A Parent’s Income Should Not Determine a Child’s Future

Childcare is one of the most important issues facing parents today. I know the struggles to find affordable, quality childcare firsthand. I am the mother of two beautiful children, Asyiah, age 6, and Tasir, age 5. My children are amazing, and, just like any other parent, I want to be able to give them the best opportunities in life. I know that for them to succeed, education is key. I have worked hard and tried my best to give them their best chance of success. Despite my efforts, the sheer cost of care for my son—care that would prepare him for school—has become unaffordable.

Until recently, my son attended a childcare program that he and I loved.  He was given instruction and pushed to learn more.  He attended the same program his sister did and has been there since shortly after birth.  Being at the same center gave my son a sense of stability and security that allowed him to excel.  I am a proud mother and I love to talk about how smart my kids are.  I believe that is partly a result of the quality of the care and instruction they have received starting at an early age.

Unfortunately, due to financial reasons, Tasir had to leave his childcare center at the end of the fall.  I lost my job and had to rely on cash assistance to make ends meet but I lost my subsidy that helped to pay for childcare.  It broke my heart to have to move my son from the care he loved and relied on simply because I could not afford it.  Losing my job and then my subsidy not only cost me but it has cost my son.

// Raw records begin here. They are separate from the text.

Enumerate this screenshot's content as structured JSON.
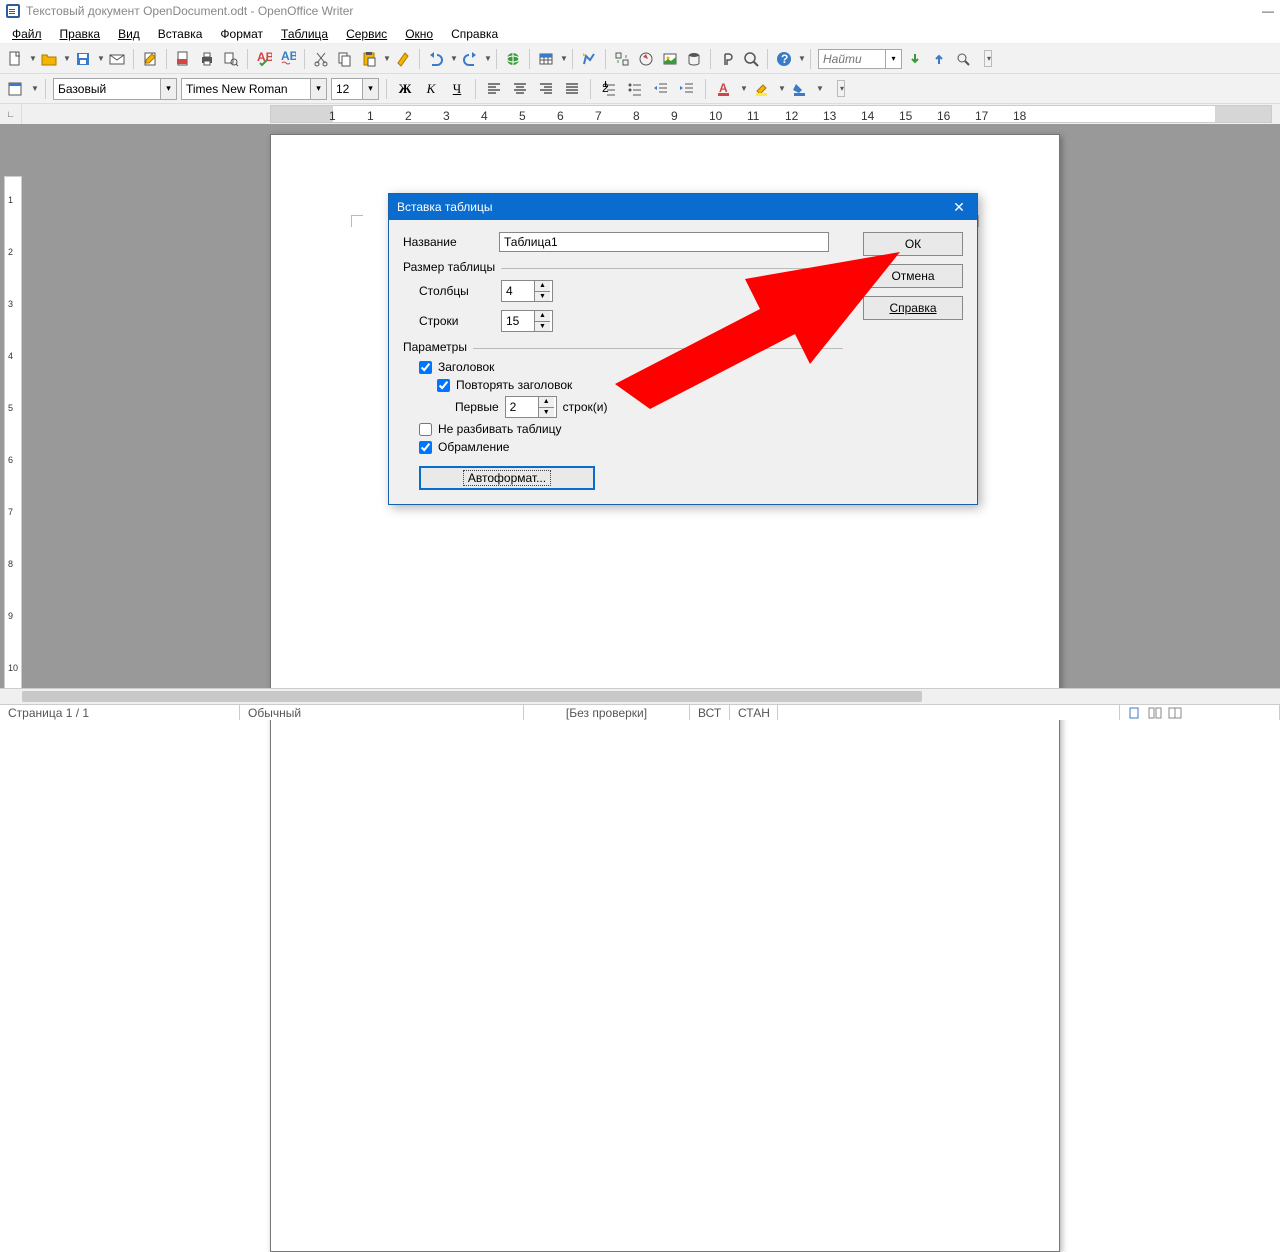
{
  "titlebar": {
    "text": "Текстовый документ OpenDocument.odt - OpenOffice Writer"
  },
  "menus": [
    "Файл",
    "Правка",
    "Вид",
    "Вставка",
    "Формат",
    "Таблица",
    "Сервис",
    "Окно",
    "Справка"
  ],
  "menu_mnemonic_idx": [
    0,
    0,
    0,
    2,
    1,
    0,
    0,
    0,
    2
  ],
  "searchbox": {
    "placeholder": "Найти"
  },
  "format": {
    "style": "Базовый",
    "font": "Times New Roman",
    "size": "12"
  },
  "ruler_numbers": [
    "1",
    "1",
    "2",
    "3",
    "4",
    "5",
    "6",
    "7",
    "8",
    "9",
    "10",
    "11",
    "12",
    "13",
    "14",
    "15",
    "16",
    "17",
    "18"
  ],
  "vruler_numbers": [
    "1",
    "2",
    "3",
    "4",
    "5",
    "6",
    "7",
    "8",
    "9",
    "10"
  ],
  "dialog": {
    "title": "Вставка таблицы",
    "name_label": "Название",
    "name_value": "Таблица1",
    "size_label": "Размер таблицы",
    "cols_label": "Столбцы",
    "cols_value": "4",
    "rows_label": "Строки",
    "rows_value": "15",
    "params_label": "Параметры",
    "chk_header": "Заголовок",
    "chk_repeat": "Повторять заголовок",
    "first_label": "Первые",
    "first_value": "2",
    "first_suffix": "строк(и)",
    "chk_nosplit": "Не разбивать таблицу",
    "chk_border": "Обрамление",
    "chk_header_checked": true,
    "chk_repeat_checked": true,
    "chk_nosplit_checked": false,
    "chk_border_checked": true,
    "btn_autofmt": "Автоформат...",
    "btn_ok": "ОК",
    "btn_cancel": "Отмена",
    "btn_help": "Справка"
  },
  "status": {
    "page": "Страница 1 / 1",
    "style": "Обычный",
    "lang": "[Без проверки]",
    "ins": "ВСТ",
    "std": "СТАН"
  }
}
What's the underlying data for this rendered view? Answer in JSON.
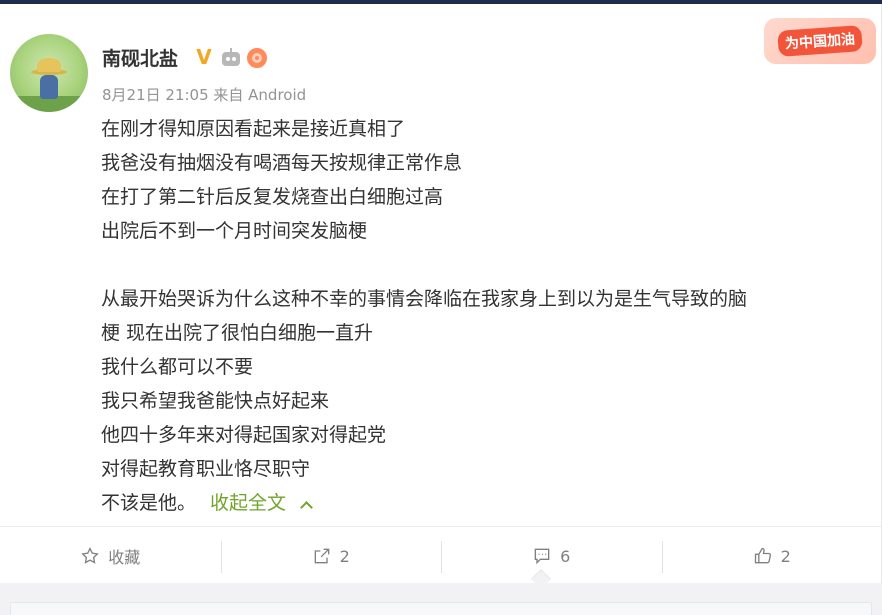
{
  "post": {
    "username": "南砚北盐",
    "meta": "8月21日 21:05 来自 Android",
    "promo_label": "为中国加油",
    "lines": [
      "在刚才得知原因看起来是接近真相了",
      "我爸没有抽烟没有喝酒每天按规律正常作息",
      "在打了第二针后反复发烧查出白细胞过高",
      "出院后不到一个月时间突发脑梗",
      "",
      "从最开始哭诉为什么这种不幸的事情会降临在我家身上到以为是生气导致的脑",
      "梗  现在出院了很怕白细胞一直升",
      "我什么都可以不要",
      "我只希望我爸能快点好起来",
      "他四十多年来对得起国家对得起党",
      "对得起教育职业恪尽职守"
    ],
    "last_line": "不该是他。",
    "collapse_label": "收起全文"
  },
  "actions": {
    "favorite": "收藏",
    "repost": "2",
    "comment": "6",
    "like": "2"
  },
  "icons": {
    "verified": "verified-v-icon",
    "robot": "robot-badge-icon",
    "donut": "donut-badge-icon",
    "star": "star-icon",
    "share": "share-icon",
    "comment": "comment-icon",
    "like": "thumbs-up-icon"
  },
  "colors": {
    "accent_green": "#71a42b",
    "verified_gold": "#f5a623",
    "promo_red": "#f2553a"
  }
}
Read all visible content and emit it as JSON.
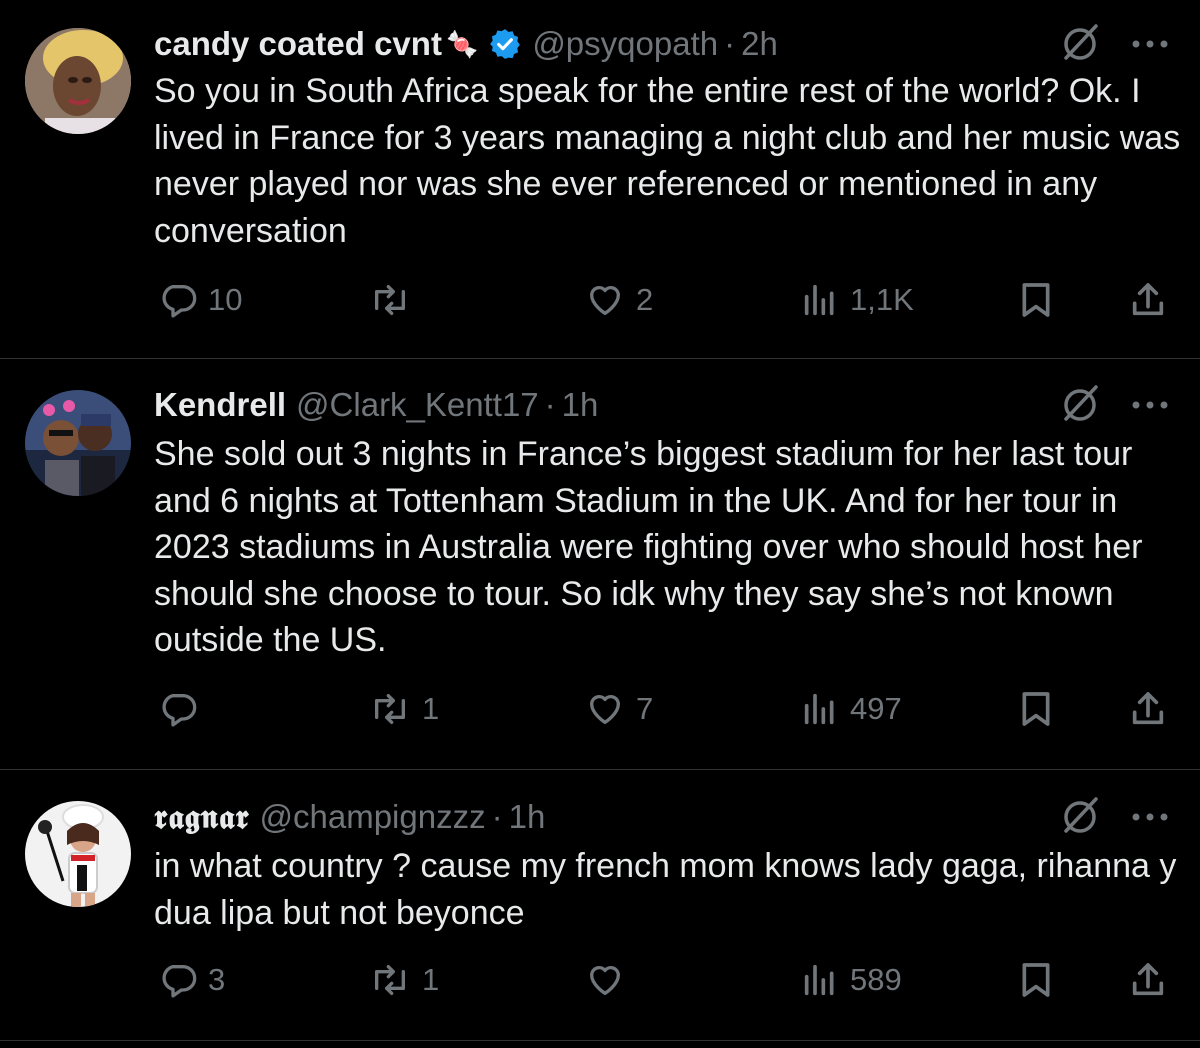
{
  "tweets": [
    {
      "display_name": "candy coated cvnt",
      "name_emoji": "🍬",
      "verified": true,
      "handle": "@psyqopath",
      "separator": "·",
      "time": "2h",
      "text": "So you in South Africa speak for the entire rest of the world? Ok. I lived in France for 3 years managing a night club and her music was never played nor was she ever referenced or mentioned in any conversation",
      "stats": {
        "replies": "10",
        "reposts": "",
        "likes": "2",
        "views": "1,1K"
      }
    },
    {
      "display_name": "Kendrell",
      "verified": false,
      "handle": "@Clark_Kentt17",
      "separator": "·",
      "time": "1h",
      "text": "She sold out 3 nights in France’s biggest stadium for her last tour and 6 nights at Tottenham Stadium in the UK. And for her tour in 2023 stadiums in Australia were fighting over who should host her should she choose to tour. So idk why they say she’s not known outside the US.",
      "stats": {
        "replies": "",
        "reposts": "1",
        "likes": "7",
        "views": "497"
      }
    },
    {
      "display_name": "𝖗𝖆𝖌𝖓𝖆𝖗",
      "verified": false,
      "handle": "@champignzzz",
      "separator": "·",
      "time": "1h",
      "text": "in what country ? cause my french mom knows lady gaga, rihanna y dua lipa but not beyonce",
      "stats": {
        "replies": "3",
        "reposts": "1",
        "likes": "",
        "views": "589"
      }
    }
  ],
  "icons": {
    "reply": "reply-icon",
    "repost": "repost-icon",
    "like": "like-icon",
    "views": "views-icon",
    "bookmark": "bookmark-icon",
    "share": "share-icon",
    "grok": "grok-icon",
    "more": "more-icon",
    "verified": "verified-badge-icon"
  },
  "colors": {
    "background": "#000000",
    "text": "#e7e9ea",
    "secondary": "#71767b",
    "verified": "#1d9bf0",
    "divider": "#2f3336"
  }
}
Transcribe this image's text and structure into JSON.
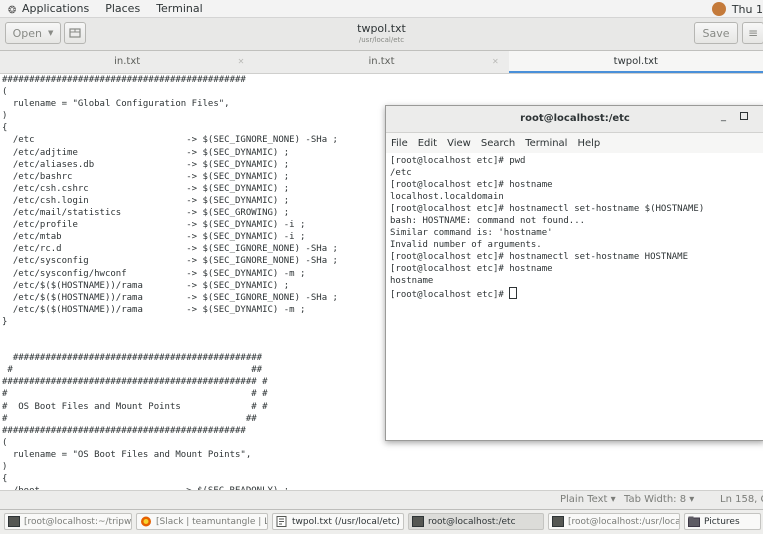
{
  "top_panel": {
    "applications": "Applications",
    "places": "Places",
    "terminal": "Terminal",
    "clock": "Thu 1"
  },
  "header": {
    "open_label": "Open",
    "save_label": "Save",
    "title": "twpol.txt",
    "subtitle": "/usr/local/etc"
  },
  "tabs": [
    {
      "label": "in.txt"
    },
    {
      "label": "in.txt"
    },
    {
      "label": "twpol.txt"
    }
  ],
  "editor": {
    "text": "#############################################\n(\n  rulename = \"Global Configuration Files\",\n)\n{\n  /etc                            -> $(SEC_IGNORE_NONE) -SHa ;\n  /etc/adjtime                    -> $(SEC_DYNAMIC) ;\n  /etc/aliases.db                 -> $(SEC_DYNAMIC) ;\n  /etc/bashrc                     -> $(SEC_DYNAMIC) ;\n  /etc/csh.cshrc                  -> $(SEC_DYNAMIC) ;\n  /etc/csh.login                  -> $(SEC_DYNAMIC) ;\n  /etc/mail/statistics            -> $(SEC_GROWING) ;\n  /etc/profile                    -> $(SEC_DYNAMIC) -i ;\n  /etc/mtab                       -> $(SEC_DYNAMIC) -i ;\n  /etc/rc.d                       -> $(SEC_IGNORE_NONE) -SHa ;\n  /etc/sysconfig                  -> $(SEC_IGNORE_NONE) -SHa ;\n  /etc/sysconfig/hwconf           -> $(SEC_DYNAMIC) -m ;\n  /etc/$($(HOSTNAME))/rama        -> $(SEC_DYNAMIC) ;\n  /etc/$($(HOSTNAME))/rama        -> $(SEC_IGNORE_NONE) -SHa ;\n  /etc/$($(HOSTNAME))/rama        -> $(SEC_DYNAMIC) -m ;\n}\n\n\n  ##############################################\n #                                            ##\n############################################### #\n#                                             # #\n#  OS Boot Files and Mount Points             # #\n#                                            ##\n#############################################\n(\n  rulename = \"OS Boot Files and Mount Points\",\n)\n{\n  /boot                          -> $(SEC_READONLY) ;"
  },
  "terminal": {
    "title": "root@localhost:/etc",
    "menu": [
      "File",
      "Edit",
      "View",
      "Search",
      "Terminal",
      "Help"
    ],
    "output": "[root@localhost etc]# pwd\n/etc\n[root@localhost etc]# hostname\nlocalhost.localdomain\n[root@localhost etc]# hostnamectl set-hostname $(HOSTNAME)\nbash: HOSTNAME: command not found...\nSimilar command is: 'hostname'\nInvalid number of arguments.\n[root@localhost etc]# hostnamectl set-hostname HOSTNAME\n[root@localhost etc]# hostname\nhostname\n[root@localhost etc]# "
  },
  "status": {
    "language": "Plain Text ▾",
    "tab_width": "Tab Width: 8 ▾",
    "position": "Ln 158, Co"
  },
  "taskbar": [
    {
      "label": "[root@localhost:~/tripwir…",
      "icon": "terminal-icon"
    },
    {
      "label": "[Slack | teamuntangle | L…",
      "icon": "browser-icon"
    },
    {
      "label": "twpol.txt (/usr/local/etc) …",
      "icon": "text-editor-icon"
    },
    {
      "label": "root@localhost:/etc",
      "icon": "terminal-icon"
    },
    {
      "label": "[root@localhost:/usr/loca…",
      "icon": "terminal-icon"
    },
    {
      "label": "Pictures",
      "icon": "folder-icon"
    }
  ]
}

I have seen the benefits of high quality childcare in the education of my daughter.  Asyiah is a smart girl. She wants to learn and do well at school.  I believe this is a result of the instruction and stable care she received in the first years of life.  She has a strong foundation to build upon.

Since losing our childcare subsidy, my son, Tasir, has had nowhere to go. For four months I have been piecing together care with a network of relatives and neighbors while I looked for work.  I know I am lucky to have people to care for my son – otherwise I have no idea how I would be able to find work again.  The loss of the childcare subsidy is not only a snowball effect from a lost job, but it is also an obstacle to getting any other job.  Without care for my son how am I able to find a new job?  It is a vicious cycle that too many families are stuck in.

While I am grateful that Tasir is safe and fed with my relatives and friends, this is not the stable care he was accustomed to and he’s not learning anything.  At his old childcare center, Tasir engaged with children his age and learned new things each day.  Now I am just focused on making sure he is safe.  I want him to excel but right now our situation is not giving him any tools to help him prepare for school next year.   My son cannot redo these last few months. They will always be a time of lost potential.

I know the importance of early education.  I did not benefit from such programs and I do not want my kids to ever fall behind, or feel left behind.  No child should miss the opportunity to learn because his or her parents lack the money to afford it.  My daughter or son could be a doctor, lawyer, or even the next president of the United States, but without education, without a strong foundation, I fear they will not get there.  That my struggles could impact my children’s future keeps me up at night.

Today, I am happy to say that I have a new job.  Ironically I am now working at a childcare center.  With my new job I am hopeful that I will be able to get my subsidy back and be able to afford care for my son.  But there is no guarantee that I can get my son back in the same program, meaning this disruption in his life might be permanent.

No child should be prevented from reaching his or her potential because the caregiver lacks the funding.  I hope that by sharing my story, I can show the need for high-quality, affordable childcare for all families. Asyiah, Tasir and all children deserve the opportunity to reach their potential.

Tangela Fedrick is a member of Witnesses to Hunger, a groundbreaking project featuring the voices and photography of parents and caregivers who have experienced hunger and poverty firsthand. Tangela is a mother of two, and currently works at a childcare facility in Philadelphia.

Photo provided by author

By clicking and submitting a comment I acknowledge the Talk Poverty Privacy Policy and agree to the Talk Poverty Terms of Use. I understand that my comments are also being governed by Facebook, Yahoo, AOL, or Hotmail’s Terms of Use and Privacy Policies as applicable, which can be found here.